dc.languageengen_US
dc.publisherOxford University Press. The Journal's web site is located at http://jac.oxfordjournals.org/en_US
dc.relation.ispartofJournal of antimicrobial chemotherapyen_US
dc.subject.meshAnimals-
dc.subject.meshBacteria - drug effects - enzymology - isolation and purification-
dc.subject.meshBacterial Infections - microbiology-
dc.subject.meshMicrobial Sensitivity Tests - methods-
dc.subject.meshbeta-Lactamases - analysis - genetics-
dc.titleAre susceptibility tests enough, or should laboratories still seek ESBLs and carbapenemases directly?en_US
dc.typeArticleen_US
dc.identifier.emailLivermore, DM: d.livermore@uea.ac.uken_US
dc.identifier.emailHo, PL: plho@hkucc.hku.hk-
dc.identifier.authorityHo, PL=rp00406en_US
dc.description.naturelink_to_subscribed_fulltext-
dc.identifier.doi10.1093/jac/dks088-
dc.identifier.pmid22461311-
dc.identifier.scopuseid_2-s2.0-84862657112-
dc.identifier.hkuros209847en_US
dc.identifier.volume67en_US
dc.identifier.issue7en_US
dc.identifier.spage1569en_US
dc.identifier.epage1577en_US
dc.identifier.isiWOS:000305086600001-
dc.publisher.placeUnited Kingdom-

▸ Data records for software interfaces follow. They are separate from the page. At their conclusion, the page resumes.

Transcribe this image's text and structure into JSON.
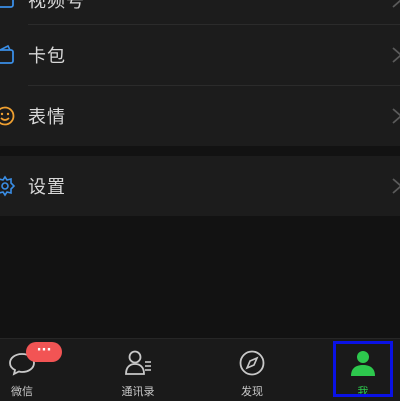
{
  "menu": {
    "items": [
      {
        "label": "视频号",
        "icon": "video-icon"
      },
      {
        "label": "卡包",
        "icon": "card-wallet-icon"
      },
      {
        "label": "表情",
        "icon": "emoji-icon"
      },
      {
        "label": "设置",
        "icon": "settings-icon"
      }
    ]
  },
  "tabbar": {
    "tabs": [
      {
        "label": "微信",
        "icon": "chat-icon",
        "badge": "···"
      },
      {
        "label": "通讯录",
        "icon": "contacts-icon"
      },
      {
        "label": "发现",
        "icon": "compass-icon"
      },
      {
        "label": "我",
        "icon": "me-icon",
        "active": true
      }
    ]
  },
  "colors": {
    "background": "#121212",
    "row": "#1c1c1c",
    "text": "#d8d8d8",
    "accent_green": "#2dc84d",
    "icon_blue": "#3a8ee6",
    "icon_orange": "#f0a030",
    "badge_red": "#f25454",
    "highlight_frame": "#0a12e6"
  }
}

Export via OAI-PMH Interface in XML Formats


OR


Export to Other Non-XML Formats